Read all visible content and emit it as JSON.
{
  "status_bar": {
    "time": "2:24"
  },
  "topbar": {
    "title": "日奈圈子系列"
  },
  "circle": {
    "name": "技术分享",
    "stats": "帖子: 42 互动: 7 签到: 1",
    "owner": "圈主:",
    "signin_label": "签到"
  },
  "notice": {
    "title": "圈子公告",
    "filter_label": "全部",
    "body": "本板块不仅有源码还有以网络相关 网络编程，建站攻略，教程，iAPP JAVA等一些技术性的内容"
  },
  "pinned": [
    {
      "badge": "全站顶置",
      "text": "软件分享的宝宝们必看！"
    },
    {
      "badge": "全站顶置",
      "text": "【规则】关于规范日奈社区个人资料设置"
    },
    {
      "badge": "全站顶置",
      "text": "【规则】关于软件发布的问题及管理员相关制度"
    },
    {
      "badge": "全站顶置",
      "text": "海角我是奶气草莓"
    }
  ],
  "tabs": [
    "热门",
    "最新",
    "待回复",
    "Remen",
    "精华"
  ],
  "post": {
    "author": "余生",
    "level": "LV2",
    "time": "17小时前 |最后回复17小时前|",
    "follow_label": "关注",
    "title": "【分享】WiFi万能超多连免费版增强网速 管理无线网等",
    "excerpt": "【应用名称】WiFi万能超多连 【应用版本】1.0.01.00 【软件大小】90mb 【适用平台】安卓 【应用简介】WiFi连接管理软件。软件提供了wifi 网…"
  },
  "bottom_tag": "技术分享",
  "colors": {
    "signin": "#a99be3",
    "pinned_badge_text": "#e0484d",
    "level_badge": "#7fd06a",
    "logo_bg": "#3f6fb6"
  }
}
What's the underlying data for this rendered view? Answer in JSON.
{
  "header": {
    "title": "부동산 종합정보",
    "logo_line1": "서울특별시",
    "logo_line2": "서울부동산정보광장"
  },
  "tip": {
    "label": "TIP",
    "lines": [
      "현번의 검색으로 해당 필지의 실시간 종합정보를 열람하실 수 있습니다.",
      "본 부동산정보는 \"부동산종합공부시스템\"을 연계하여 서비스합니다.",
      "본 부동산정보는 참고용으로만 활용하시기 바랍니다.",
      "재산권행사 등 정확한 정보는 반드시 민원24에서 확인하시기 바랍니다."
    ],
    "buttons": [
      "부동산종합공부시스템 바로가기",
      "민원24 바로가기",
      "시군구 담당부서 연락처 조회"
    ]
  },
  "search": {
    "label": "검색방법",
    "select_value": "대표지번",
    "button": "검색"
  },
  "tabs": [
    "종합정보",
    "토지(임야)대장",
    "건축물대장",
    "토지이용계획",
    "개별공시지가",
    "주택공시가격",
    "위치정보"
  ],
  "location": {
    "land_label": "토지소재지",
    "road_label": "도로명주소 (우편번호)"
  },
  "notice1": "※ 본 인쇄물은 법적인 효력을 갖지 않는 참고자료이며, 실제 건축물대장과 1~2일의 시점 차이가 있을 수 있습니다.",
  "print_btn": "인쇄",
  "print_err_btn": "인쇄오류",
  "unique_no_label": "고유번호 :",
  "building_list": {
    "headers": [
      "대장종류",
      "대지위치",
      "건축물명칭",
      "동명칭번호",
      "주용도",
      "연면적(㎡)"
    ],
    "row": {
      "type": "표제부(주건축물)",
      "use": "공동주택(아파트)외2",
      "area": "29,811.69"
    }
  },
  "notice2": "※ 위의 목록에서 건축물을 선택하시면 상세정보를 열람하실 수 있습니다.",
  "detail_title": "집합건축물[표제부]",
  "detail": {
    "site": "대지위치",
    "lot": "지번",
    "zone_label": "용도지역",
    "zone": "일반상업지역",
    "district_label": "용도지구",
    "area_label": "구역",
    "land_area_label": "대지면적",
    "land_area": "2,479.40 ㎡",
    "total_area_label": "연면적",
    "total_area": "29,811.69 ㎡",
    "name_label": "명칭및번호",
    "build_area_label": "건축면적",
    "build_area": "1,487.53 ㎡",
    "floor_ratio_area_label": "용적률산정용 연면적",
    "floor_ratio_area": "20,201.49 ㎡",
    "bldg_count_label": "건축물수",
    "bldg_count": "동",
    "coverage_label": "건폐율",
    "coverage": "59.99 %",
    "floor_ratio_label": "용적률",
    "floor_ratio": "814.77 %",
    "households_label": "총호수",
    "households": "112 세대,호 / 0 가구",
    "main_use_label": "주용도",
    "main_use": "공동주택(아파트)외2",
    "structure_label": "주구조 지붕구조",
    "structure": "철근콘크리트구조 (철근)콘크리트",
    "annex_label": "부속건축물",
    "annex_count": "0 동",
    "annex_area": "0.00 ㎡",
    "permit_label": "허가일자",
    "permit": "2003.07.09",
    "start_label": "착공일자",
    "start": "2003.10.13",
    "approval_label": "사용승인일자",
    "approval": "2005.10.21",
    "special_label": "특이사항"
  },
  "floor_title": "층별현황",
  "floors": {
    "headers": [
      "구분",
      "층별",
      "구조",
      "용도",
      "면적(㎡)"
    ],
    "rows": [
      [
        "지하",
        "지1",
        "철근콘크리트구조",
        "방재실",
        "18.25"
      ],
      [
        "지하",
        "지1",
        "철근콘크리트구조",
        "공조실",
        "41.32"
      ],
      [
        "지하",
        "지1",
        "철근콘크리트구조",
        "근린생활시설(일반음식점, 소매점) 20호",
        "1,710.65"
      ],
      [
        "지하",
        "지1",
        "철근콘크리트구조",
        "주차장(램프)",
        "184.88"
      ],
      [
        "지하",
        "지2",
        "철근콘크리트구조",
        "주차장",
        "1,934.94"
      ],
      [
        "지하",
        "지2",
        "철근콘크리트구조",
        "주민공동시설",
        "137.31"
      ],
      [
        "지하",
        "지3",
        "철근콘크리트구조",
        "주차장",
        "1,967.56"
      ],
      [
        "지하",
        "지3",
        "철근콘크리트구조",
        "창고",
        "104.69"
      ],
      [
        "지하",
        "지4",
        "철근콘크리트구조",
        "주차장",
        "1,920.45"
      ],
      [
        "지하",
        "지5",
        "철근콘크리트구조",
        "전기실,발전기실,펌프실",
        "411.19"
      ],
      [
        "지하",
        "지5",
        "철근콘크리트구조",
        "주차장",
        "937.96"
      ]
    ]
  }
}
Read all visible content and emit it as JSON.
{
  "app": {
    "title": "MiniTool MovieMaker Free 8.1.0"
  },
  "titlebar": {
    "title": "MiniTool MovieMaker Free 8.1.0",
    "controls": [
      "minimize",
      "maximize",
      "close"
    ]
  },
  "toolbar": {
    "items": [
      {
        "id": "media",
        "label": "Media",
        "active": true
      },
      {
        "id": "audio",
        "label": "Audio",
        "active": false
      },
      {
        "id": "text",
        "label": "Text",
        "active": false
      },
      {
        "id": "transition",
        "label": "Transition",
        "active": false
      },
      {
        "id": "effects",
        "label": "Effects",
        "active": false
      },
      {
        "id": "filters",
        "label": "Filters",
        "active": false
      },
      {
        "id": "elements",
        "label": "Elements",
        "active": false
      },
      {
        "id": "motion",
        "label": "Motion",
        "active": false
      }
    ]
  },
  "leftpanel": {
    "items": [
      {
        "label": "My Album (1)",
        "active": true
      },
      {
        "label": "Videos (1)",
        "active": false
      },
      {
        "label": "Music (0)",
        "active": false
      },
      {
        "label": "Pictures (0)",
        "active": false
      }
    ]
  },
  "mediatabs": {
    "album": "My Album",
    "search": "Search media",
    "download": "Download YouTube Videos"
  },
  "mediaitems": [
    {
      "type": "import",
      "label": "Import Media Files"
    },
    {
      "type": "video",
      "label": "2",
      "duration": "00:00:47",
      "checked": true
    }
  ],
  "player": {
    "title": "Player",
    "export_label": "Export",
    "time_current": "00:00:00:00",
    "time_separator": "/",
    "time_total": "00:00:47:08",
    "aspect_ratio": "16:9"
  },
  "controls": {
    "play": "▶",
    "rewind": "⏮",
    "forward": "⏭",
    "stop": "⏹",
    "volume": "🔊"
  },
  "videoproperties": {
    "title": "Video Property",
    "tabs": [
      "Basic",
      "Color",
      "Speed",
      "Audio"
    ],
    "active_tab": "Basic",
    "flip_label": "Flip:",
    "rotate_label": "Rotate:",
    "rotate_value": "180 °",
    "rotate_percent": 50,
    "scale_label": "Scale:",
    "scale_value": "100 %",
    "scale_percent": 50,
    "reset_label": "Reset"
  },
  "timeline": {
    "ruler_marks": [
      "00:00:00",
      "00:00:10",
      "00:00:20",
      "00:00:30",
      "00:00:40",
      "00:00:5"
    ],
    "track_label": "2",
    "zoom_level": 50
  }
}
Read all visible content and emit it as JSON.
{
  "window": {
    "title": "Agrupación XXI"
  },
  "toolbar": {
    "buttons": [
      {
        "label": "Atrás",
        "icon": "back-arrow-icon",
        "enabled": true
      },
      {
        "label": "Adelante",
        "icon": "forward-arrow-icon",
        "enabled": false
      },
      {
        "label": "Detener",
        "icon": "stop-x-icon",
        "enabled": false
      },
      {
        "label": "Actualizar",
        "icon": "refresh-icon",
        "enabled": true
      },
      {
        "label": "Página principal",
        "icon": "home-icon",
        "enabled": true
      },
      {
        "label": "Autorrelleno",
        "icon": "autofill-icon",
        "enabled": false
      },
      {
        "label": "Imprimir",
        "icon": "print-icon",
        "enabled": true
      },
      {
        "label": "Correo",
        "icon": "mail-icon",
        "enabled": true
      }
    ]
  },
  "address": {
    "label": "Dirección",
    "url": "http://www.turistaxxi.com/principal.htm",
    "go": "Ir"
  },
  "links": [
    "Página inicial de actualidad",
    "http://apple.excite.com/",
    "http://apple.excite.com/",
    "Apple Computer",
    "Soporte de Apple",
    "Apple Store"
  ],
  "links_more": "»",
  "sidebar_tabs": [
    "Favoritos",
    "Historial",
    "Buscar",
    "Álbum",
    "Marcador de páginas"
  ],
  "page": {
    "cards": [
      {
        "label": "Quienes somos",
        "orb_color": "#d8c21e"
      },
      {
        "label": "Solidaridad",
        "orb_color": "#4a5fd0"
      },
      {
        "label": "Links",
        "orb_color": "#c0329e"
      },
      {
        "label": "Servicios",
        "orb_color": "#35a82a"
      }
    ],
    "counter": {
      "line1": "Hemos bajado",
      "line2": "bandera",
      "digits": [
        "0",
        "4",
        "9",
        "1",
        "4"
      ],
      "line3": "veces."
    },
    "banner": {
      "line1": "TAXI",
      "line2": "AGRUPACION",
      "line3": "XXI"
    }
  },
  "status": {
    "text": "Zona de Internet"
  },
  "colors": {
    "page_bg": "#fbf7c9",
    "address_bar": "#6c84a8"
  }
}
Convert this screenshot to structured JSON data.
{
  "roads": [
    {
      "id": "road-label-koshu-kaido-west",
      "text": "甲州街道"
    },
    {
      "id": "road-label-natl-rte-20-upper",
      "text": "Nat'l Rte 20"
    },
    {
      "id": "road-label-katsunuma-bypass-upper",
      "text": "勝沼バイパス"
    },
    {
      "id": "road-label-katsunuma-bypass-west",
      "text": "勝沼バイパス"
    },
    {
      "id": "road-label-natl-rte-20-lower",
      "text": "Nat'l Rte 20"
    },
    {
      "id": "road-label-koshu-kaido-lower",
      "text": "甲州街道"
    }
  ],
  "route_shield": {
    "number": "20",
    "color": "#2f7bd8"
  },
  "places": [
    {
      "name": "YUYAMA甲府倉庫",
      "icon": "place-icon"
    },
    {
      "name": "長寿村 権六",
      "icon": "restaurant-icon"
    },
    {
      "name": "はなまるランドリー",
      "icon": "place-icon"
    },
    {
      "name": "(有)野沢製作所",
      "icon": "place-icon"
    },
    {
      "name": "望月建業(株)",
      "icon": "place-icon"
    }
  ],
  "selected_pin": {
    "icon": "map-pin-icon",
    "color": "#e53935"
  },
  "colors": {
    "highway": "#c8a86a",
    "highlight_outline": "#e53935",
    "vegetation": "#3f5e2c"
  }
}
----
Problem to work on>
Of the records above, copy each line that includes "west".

Solution to this task>
      "id": "road-label-koshu-kaido-west",
      "id": "road-label-katsunuma-bypass-west",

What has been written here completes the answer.